This is a massive hurt/comfort story that ends with hope for Dan and John and their colleagues, despite the fact that they have a devastated world to rebuild. The characters and relationships ring true on the whole. Yum writes about - and obviously cares for - all of the team, although it would be true to say that it's her love of the Jack and Daniel friendship that comes through most strongly. Unsurprisingly, Jack and John are very similar, and therefore do NOT get on! The presence of two O'Neills in one universe seems to automatically lead to confrontation, as the episodes "Tin Man" and "Double Jeopardy" remind us. Sam and Sammy are a total contrast. Sam finds it hard to find anything in common with her battle scarred, bitter double, and she is confused by the fact that Sammy actually married Jonas. (Can anyone tell me why the Stargate writers find it necessary to duplicate names so often?). Teal'c remains uniquely himself, but he still has plenty to do in this story, especially in overcoming John's initial hostility with a typical act of courage and level-headedness.
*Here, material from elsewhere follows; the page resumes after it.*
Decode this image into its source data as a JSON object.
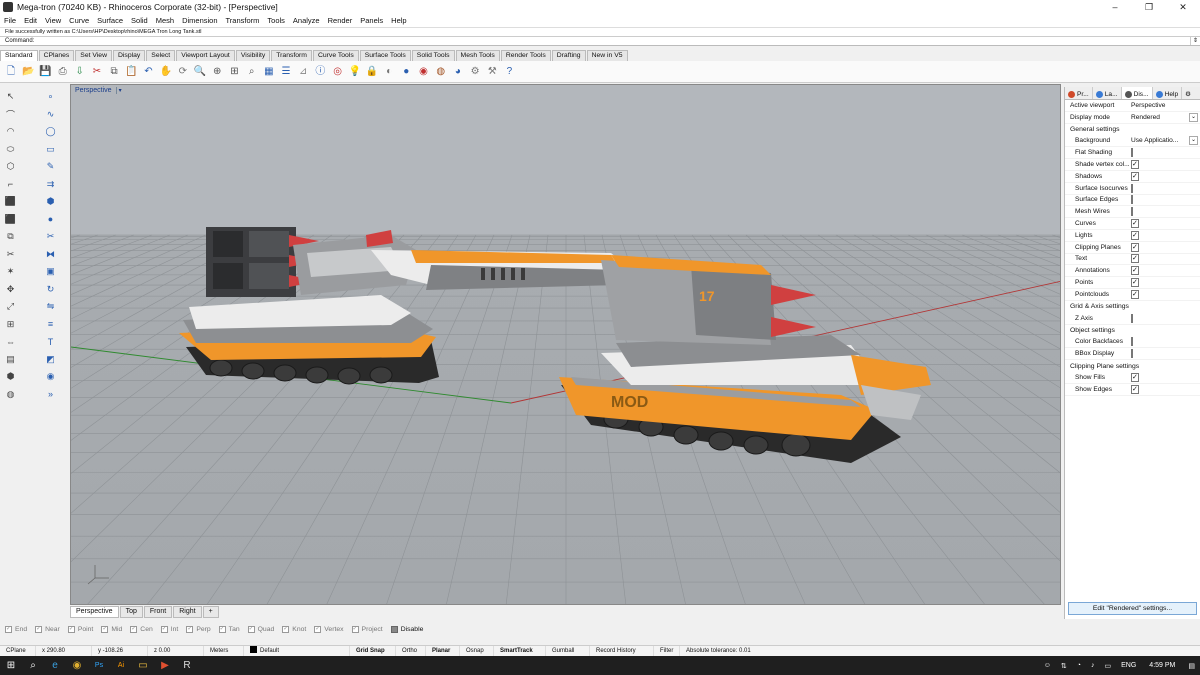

I have read all of this zine about three times in all, and reread my favourite pieces time and again. There is much I enjoy within the story; my main gripe is perhaps the depiction of Daniel's character. This is a third season Daniel, shorn of the long hair, and newly grieving the loss of his beloved Sha're. He is the kind, considerate and thoughtful man of the series, but I am uncomfortable with Yum's depiction of his reaction to John's hostility towards him. Yum's Daniel seems a little too humble, deferential, shy and non-confrontational at times. In contrast, long-haired, AU Dan is loud, pissy, argumentative, assertive and very sure of himself, despite his physical limitations. I loved Dan, and I'm well aware that one of the reasons Yum chose to accentuate the differences was to contrast their respective childhoods, and show the subsequent effects it had on their personalities. It does work, but I still think that Daniel is short changed in order to achieve this effect.
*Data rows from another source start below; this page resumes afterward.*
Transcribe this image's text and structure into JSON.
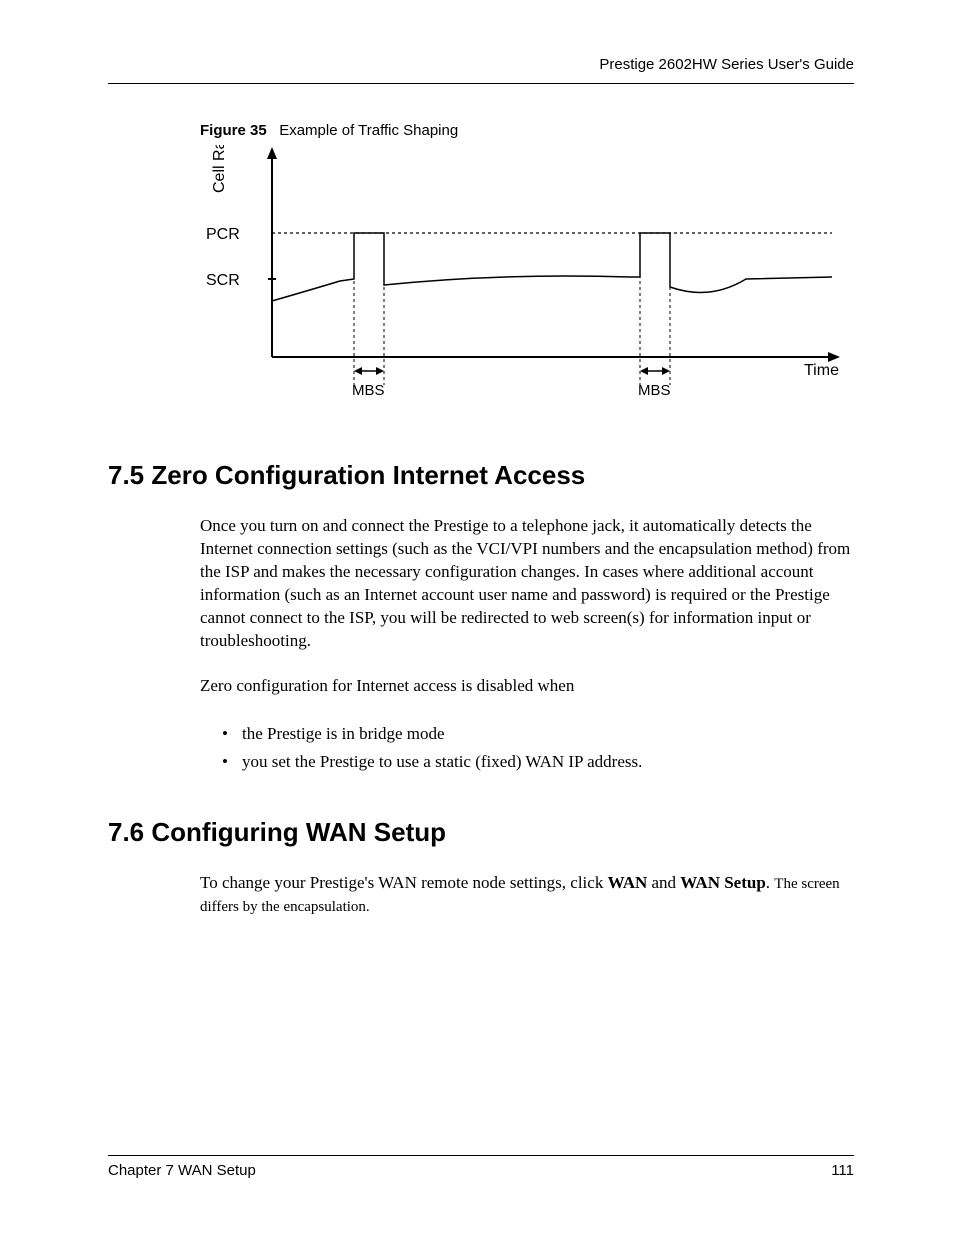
{
  "header": {
    "guide_title": "Prestige 2602HW Series User's Guide"
  },
  "figure": {
    "label": "Figure 35",
    "caption": "Example of Traffic Shaping",
    "labels": {
      "y_axis": "Cell Rate",
      "x_axis": "Time",
      "pcr": "PCR",
      "scr": "SCR",
      "mbs1": "MBS",
      "mbs2": "MBS"
    }
  },
  "section75": {
    "heading": "7.5  Zero Configuration Internet Access",
    "para1": "Once you turn on and connect the Prestige to a telephone jack, it automatically detects the Internet connection settings (such as the VCI/VPI numbers and the encapsulation method) from the ISP and makes the necessary configuration changes. In cases where additional account information (such as an Internet account user name and password) is required or the Prestige cannot connect to the ISP, you will be redirected to web screen(s) for information input or troubleshooting.",
    "para2": "Zero configuration for Internet access is disabled when",
    "bullet1": "the Prestige is in bridge mode",
    "bullet2": "you set the Prestige to use a static (fixed) WAN IP address."
  },
  "section76": {
    "heading": "7.6  Configuring WAN Setup",
    "para_pre": "To change your Prestige's WAN remote node settings, click ",
    "para_b1": "WAN",
    "para_mid": " and ",
    "para_b2": "WAN Setup",
    "para_post": ". ",
    "para_tail": "The screen differs by the encapsulation."
  },
  "footer": {
    "left": "Chapter 7 WAN Setup",
    "right": "111"
  },
  "chart_data": {
    "type": "line",
    "title": "Example of Traffic Shaping",
    "xlabel": "Time",
    "ylabel": "Cell Rate",
    "y_reference_lines": [
      {
        "name": "PCR",
        "value": 1.0,
        "style": "dashed"
      },
      {
        "name": "SCR",
        "value": 0.65
      }
    ],
    "x": [
      0,
      0.12,
      0.16,
      0.16,
      0.2,
      0.2,
      0.5,
      0.6,
      0.6,
      0.64,
      0.64,
      0.74,
      0.85,
      1.0
    ],
    "y": [
      0.58,
      0.65,
      0.65,
      1.0,
      1.0,
      0.62,
      0.66,
      0.66,
      1.0,
      1.0,
      0.6,
      0.58,
      0.66,
      0.66
    ],
    "annotations": [
      {
        "text": "MBS",
        "x_range": [
          0.16,
          0.2
        ]
      },
      {
        "text": "MBS",
        "x_range": [
          0.6,
          0.64
        ]
      }
    ],
    "xlim": [
      0,
      1
    ],
    "ylim": [
      0,
      1.15
    ]
  }
}
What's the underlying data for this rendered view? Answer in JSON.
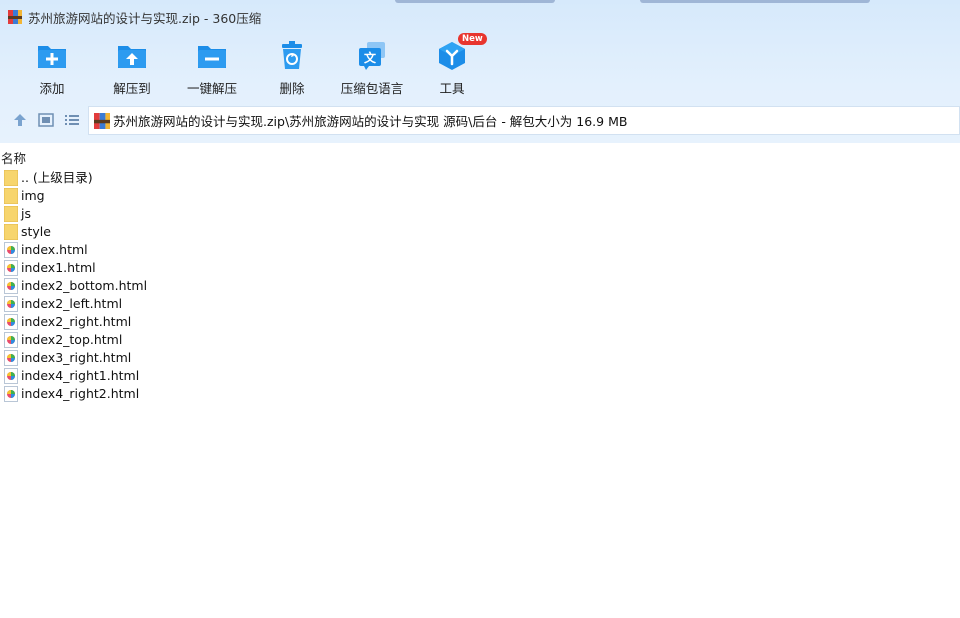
{
  "window": {
    "title": "苏州旅游网站的设计与实现.zip - 360压缩",
    "app_icon": "archive-icon"
  },
  "toolbar": {
    "items": [
      {
        "label": "添加",
        "icon": "add-folder-icon"
      },
      {
        "label": "解压到",
        "icon": "extract-to-icon"
      },
      {
        "label": "一键解压",
        "icon": "one-click-extract-icon"
      },
      {
        "label": "删除",
        "icon": "delete-icon"
      },
      {
        "label": "压缩包语言",
        "icon": "language-icon"
      },
      {
        "label": "工具",
        "icon": "tools-icon",
        "badge": "New"
      }
    ]
  },
  "nav": {
    "up_icon": "up-arrow-icon",
    "view_icon": "thumbnail-view-icon",
    "list_icon": "list-view-icon"
  },
  "address": {
    "path": "苏州旅游网站的设计与实现.zip\\苏州旅游网站的设计与实现  源码\\后台 - 解包大小为 16.9 MB"
  },
  "columns": {
    "name": "名称"
  },
  "files": [
    {
      "name": ".. (上级目录)",
      "type": "folder"
    },
    {
      "name": "img",
      "type": "folder"
    },
    {
      "name": "js",
      "type": "folder"
    },
    {
      "name": "style",
      "type": "folder"
    },
    {
      "name": "index.html",
      "type": "html"
    },
    {
      "name": "index1.html",
      "type": "html"
    },
    {
      "name": "index2_bottom.html",
      "type": "html"
    },
    {
      "name": "index2_left.html",
      "type": "html"
    },
    {
      "name": "index2_right.html",
      "type": "html"
    },
    {
      "name": "index2_top.html",
      "type": "html"
    },
    {
      "name": "index3_right.html",
      "type": "html"
    },
    {
      "name": "index4_right1.html",
      "type": "html"
    },
    {
      "name": "index4_right2.html",
      "type": "html"
    }
  ],
  "colors": {
    "toolbar_bg": "#d6e9fb",
    "icon_blue": "#1c8de8",
    "folder_yellow": "#f7d56d",
    "badge_red": "#e8352e"
  }
}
Yum has made use of extended flashbacks to explain and expand her story's background. Mostly these work well, particularly in increasing our knowledge of Dan and John O'Neill. I feel they are less effective with Jack and Daniel, but that is possible because their stories are so well known.This is a well-written and thought provoking story with an amazing range of characters. I cannot praise Yum highly enough for the way in which she succeeded in maintaining my interest throughout. She never takes the easy or expected path, and managed to surprise me with small details right up to the very end. Despite my general unease at the way Daniel is depicted, - he is just a little too naïve and sweet for my taste - I thoroughly recommend this zine. 
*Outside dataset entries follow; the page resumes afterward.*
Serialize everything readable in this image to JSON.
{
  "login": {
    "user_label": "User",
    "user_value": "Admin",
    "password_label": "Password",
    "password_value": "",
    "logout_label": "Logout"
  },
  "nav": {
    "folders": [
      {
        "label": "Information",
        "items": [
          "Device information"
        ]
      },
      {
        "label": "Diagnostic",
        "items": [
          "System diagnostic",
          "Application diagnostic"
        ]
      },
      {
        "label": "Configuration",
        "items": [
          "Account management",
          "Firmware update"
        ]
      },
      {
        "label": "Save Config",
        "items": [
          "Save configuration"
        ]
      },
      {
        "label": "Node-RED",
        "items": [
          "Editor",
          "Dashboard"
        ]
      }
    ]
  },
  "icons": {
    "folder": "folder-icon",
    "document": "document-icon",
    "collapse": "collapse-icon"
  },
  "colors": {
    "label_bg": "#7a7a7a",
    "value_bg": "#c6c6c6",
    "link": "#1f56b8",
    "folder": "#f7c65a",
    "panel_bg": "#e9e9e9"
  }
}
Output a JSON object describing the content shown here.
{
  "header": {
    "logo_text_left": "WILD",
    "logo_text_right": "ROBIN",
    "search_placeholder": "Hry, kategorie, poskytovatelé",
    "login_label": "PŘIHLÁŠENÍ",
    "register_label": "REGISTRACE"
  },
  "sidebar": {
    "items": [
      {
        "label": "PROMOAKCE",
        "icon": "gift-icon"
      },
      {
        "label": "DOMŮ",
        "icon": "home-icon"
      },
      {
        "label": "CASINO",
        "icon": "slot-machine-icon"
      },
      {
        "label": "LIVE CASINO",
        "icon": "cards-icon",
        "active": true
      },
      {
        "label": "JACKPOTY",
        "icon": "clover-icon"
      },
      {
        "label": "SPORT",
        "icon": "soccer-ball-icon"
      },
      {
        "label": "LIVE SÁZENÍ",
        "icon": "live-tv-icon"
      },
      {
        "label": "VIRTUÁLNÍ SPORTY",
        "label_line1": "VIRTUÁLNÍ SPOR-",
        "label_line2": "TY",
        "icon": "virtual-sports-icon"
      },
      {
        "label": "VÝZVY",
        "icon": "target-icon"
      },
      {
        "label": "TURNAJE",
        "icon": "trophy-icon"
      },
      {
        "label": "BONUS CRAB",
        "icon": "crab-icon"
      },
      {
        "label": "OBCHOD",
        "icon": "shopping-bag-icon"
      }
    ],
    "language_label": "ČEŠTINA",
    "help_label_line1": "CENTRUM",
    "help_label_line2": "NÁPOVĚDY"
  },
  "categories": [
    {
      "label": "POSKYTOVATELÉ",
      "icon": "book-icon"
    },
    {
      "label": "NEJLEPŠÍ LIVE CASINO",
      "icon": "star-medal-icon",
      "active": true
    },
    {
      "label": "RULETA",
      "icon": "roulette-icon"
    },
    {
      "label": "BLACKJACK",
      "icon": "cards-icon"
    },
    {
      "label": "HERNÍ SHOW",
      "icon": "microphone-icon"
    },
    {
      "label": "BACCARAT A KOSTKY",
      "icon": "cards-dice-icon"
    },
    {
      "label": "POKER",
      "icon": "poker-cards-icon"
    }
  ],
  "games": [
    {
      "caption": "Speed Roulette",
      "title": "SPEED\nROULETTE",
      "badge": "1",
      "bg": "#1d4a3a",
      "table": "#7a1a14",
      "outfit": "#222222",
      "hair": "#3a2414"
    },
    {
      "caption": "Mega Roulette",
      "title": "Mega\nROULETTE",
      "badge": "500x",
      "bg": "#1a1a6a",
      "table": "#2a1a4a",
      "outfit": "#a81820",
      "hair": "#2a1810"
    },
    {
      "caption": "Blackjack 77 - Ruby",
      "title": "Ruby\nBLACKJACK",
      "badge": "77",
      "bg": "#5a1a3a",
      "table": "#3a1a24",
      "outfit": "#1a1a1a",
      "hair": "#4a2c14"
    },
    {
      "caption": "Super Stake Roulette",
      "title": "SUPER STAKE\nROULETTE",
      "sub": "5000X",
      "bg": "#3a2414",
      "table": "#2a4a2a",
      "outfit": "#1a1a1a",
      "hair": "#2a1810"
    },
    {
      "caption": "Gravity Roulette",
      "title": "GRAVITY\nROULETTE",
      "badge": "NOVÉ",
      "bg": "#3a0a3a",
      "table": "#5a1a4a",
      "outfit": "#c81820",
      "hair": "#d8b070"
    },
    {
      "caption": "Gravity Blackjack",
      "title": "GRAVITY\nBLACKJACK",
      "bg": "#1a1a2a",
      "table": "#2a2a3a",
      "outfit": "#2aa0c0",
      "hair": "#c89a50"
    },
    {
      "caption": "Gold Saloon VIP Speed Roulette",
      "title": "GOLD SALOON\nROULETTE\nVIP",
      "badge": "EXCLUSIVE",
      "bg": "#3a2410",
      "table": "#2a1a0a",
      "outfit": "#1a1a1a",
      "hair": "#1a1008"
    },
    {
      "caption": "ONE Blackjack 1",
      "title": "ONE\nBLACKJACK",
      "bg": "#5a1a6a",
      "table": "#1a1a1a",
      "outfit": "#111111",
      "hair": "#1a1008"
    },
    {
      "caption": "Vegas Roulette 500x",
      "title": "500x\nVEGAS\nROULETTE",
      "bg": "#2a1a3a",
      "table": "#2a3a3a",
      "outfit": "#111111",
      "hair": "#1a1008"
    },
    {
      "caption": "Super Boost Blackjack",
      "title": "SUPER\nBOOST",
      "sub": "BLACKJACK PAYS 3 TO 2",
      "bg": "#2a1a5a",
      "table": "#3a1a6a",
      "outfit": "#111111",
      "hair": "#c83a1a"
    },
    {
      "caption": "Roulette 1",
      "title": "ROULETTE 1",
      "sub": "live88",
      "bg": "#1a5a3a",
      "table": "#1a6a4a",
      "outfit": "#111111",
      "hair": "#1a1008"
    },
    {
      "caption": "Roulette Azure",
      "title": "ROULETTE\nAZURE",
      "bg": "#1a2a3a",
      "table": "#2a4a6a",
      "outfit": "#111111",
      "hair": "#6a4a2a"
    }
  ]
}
At 364 pages of two-column reduced print, this zine certainly does not stiff the zine consumer on quantity, as is far too common in zine publication today. It’s not perfect; it needed another round of story-editing and copyediting. But, it's a satisfying tale of characters and relationships, looked at from the point of view of more than one set of those characters. The story snags the emotions right from page one and keeps you turning the pages right to the end.